The Retro Gauge consists of 4 main components - an Arduino, a two digit 7-segment LED display, a stepper motor, and two RGB LEDs. This section will walk you through each component and how it works with the retro gauge.
Arduino is an open-source electronics prototyping platform based on flexible, easy-to-use hardware and software. It is intended for artists, designers, hobbyists, and anyone interested in creating interactive objects or environments.
Arduino can be used to develop interactive objects, taking inputs from a variety of switches or sensors, and controlling a variety of lights, motors, and other physical outputs. Arduino projects can be stand-alone, or they can communicate with software running on your computer (e.g. Flash, Processing, MaxMSP.) The boards can be assembled by hand or purchased preassembled; the open-source IDE can be downloaded for free.

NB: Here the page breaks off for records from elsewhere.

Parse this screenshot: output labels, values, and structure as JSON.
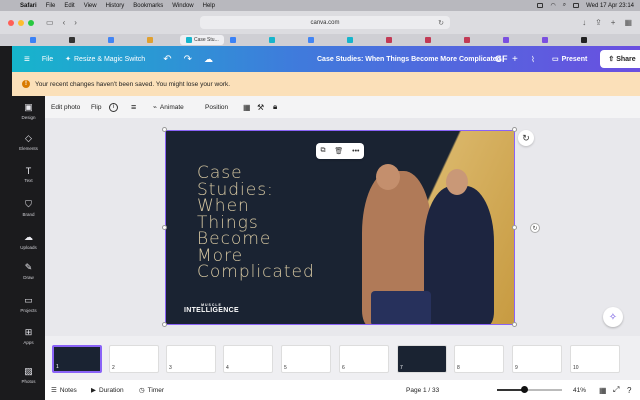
{
  "menubar": {
    "app": "Safari",
    "items": [
      "File",
      "Edit",
      "View",
      "History",
      "Bookmarks",
      "Window",
      "Help"
    ],
    "clock": "Wed 17 Apr 23:14"
  },
  "browser": {
    "url": "canva.com",
    "active_tab": "Case Stu..."
  },
  "header": {
    "file": "File",
    "resize": "Resize & Magic Switch",
    "doc_title": "Case Studies: When Things Become More Complicated",
    "avatar": "GF",
    "present": "Present",
    "share": "Share",
    "gradient_start": "#16b5cc",
    "gradient_end": "#6a4fe0"
  },
  "banner": {
    "text": "Your recent changes haven't been saved. You might lose your work.",
    "color": "#fbe0b9"
  },
  "sidebar": {
    "items": [
      {
        "label": "Design",
        "icon": "design-icon"
      },
      {
        "label": "Elements",
        "icon": "elements-icon"
      },
      {
        "label": "Text",
        "icon": "text-icon"
      },
      {
        "label": "Brand",
        "icon": "brand-icon"
      },
      {
        "label": "Uploads",
        "icon": "uploads-icon"
      },
      {
        "label": "Draw",
        "icon": "draw-icon"
      },
      {
        "label": "Projects",
        "icon": "projects-icon"
      },
      {
        "label": "Apps",
        "icon": "apps-icon"
      },
      {
        "label": "Photos",
        "icon": "photos-icon"
      }
    ]
  },
  "toolbar": {
    "edit_photo": "Edit photo",
    "flip": "Flip",
    "animate": "Animate",
    "position": "Position"
  },
  "slide": {
    "title": "Case\nStudies:\nWhen\nThings\nBecome\nMore\nComplicated",
    "logo_top": "MUSCLE",
    "logo": "INTELLIGENCE",
    "bg": "#1a2332",
    "accent": "#d9b567"
  },
  "thumbnails": [
    "1",
    "2",
    "3",
    "4",
    "5",
    "6",
    "7",
    "8",
    "9",
    "10"
  ],
  "footer": {
    "notes": "Notes",
    "duration": "Duration",
    "timer": "Timer",
    "page": "Page 1 / 33",
    "zoom": "41%",
    "zoom_level": 0.41
  }
}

What is the difference between an Arduino Uno and an Arduino Pro Mini?
Arduino Pro Mini, image licensed under the Creative Commons Attribution-Share Alike 3.0 Unported license from SparkFun
Arduino Uno, image licensed under the Creative Commons Attribution-Share Alike 3.0 Unported license from SparkFun
The most obvious difference between the two boards is the size. An Arduino Pro Mini is 1.3" x 0.7", while the Uno is 2.7" x 2.1". The smaller size allows the Mini to work better with projects that have small size constraints. The major hardware difference between the Uno and the Mini is that the Mini is missing the Atmega8U2-based USB-to-Serial converter. This means that the Arduino Pro Mini requires an off board FTDI USB serial IC to flash the code to the processor.
There are a wealth of libraries and projects that use the Arduino platform. The Retro Gauge uses the Arduino Pro Mini because of its size and accessibility. Rather than designing the board with a microcontroller that requires a specific bootloader and IDE, the Retro Gauge was designed around the Arduino Pro Mini because of its popularity in the hobbyist community.
Two Digit 7-Segment Displays
A two digit 7-segment display is a common digital display used in gauges and aftermarket products. It allows a user to easily know the value of their output at a single glance.
One of the challenges of using the Arduino Pro Mini is the number of addressable digital outputs available. An Arduino Pro Mini only has 14 digital outputs available, and the two digit 7-segment displays and other components of the gauge require more than 14 outputs. By using a 74HC595 shift register, you can add 8 digital outputs to your projects. In the case of the Retro Gauge, two 74HC595 shift registers are use to add an additional 16 outputs to the Arduino Pro Mini to control the two digit 7-segment display. For more details on the 74HC595, check out the Bildr tutorial.
There are two basic types of stepper motors, bipolar motors and unipolar motors. Bipolar motors generally have two pairs of coils and to move them, you simply apply a phase-shifted pulse to the two coils. A unipolar motor generally has 6 leads, 2 pairs of three wires powering one coil with a center tap.
The Retro Gauge uses a bipolar motor and is controlled by the Arduino using an open source library from the Gaugette project, by Guy Carpenter. Guy originally set out to make an analog gauge that could show system health indication or maybe network bandwidth or web traffic. The project has been forked several times to make different gauges that display different kinds of data, and now vehicle data.
This image is licensed under the Creative Commons Attribution-Share Alike 3.0 Unported license from Wikipedia
The RGB LEDs are used for both aesthetics and status indication. When dealing with RGB LEDs it is also nice to be able to adjust the color of the LED without having to use 3 different pins and potentiometers to determine the pulse-width module (PWM) value for each color (Red, Green, Blue). For this reason, the Retro Gauge uses Hue, Saturation, and Lightness (HSL) - to digitally control the RGB LEDs over 3 analog pins.
HSL is used to pick a particular color with only one input. By setting the saturation and lightness value constant, a user (or sensor) can determine the Hue value to set the color of the LED.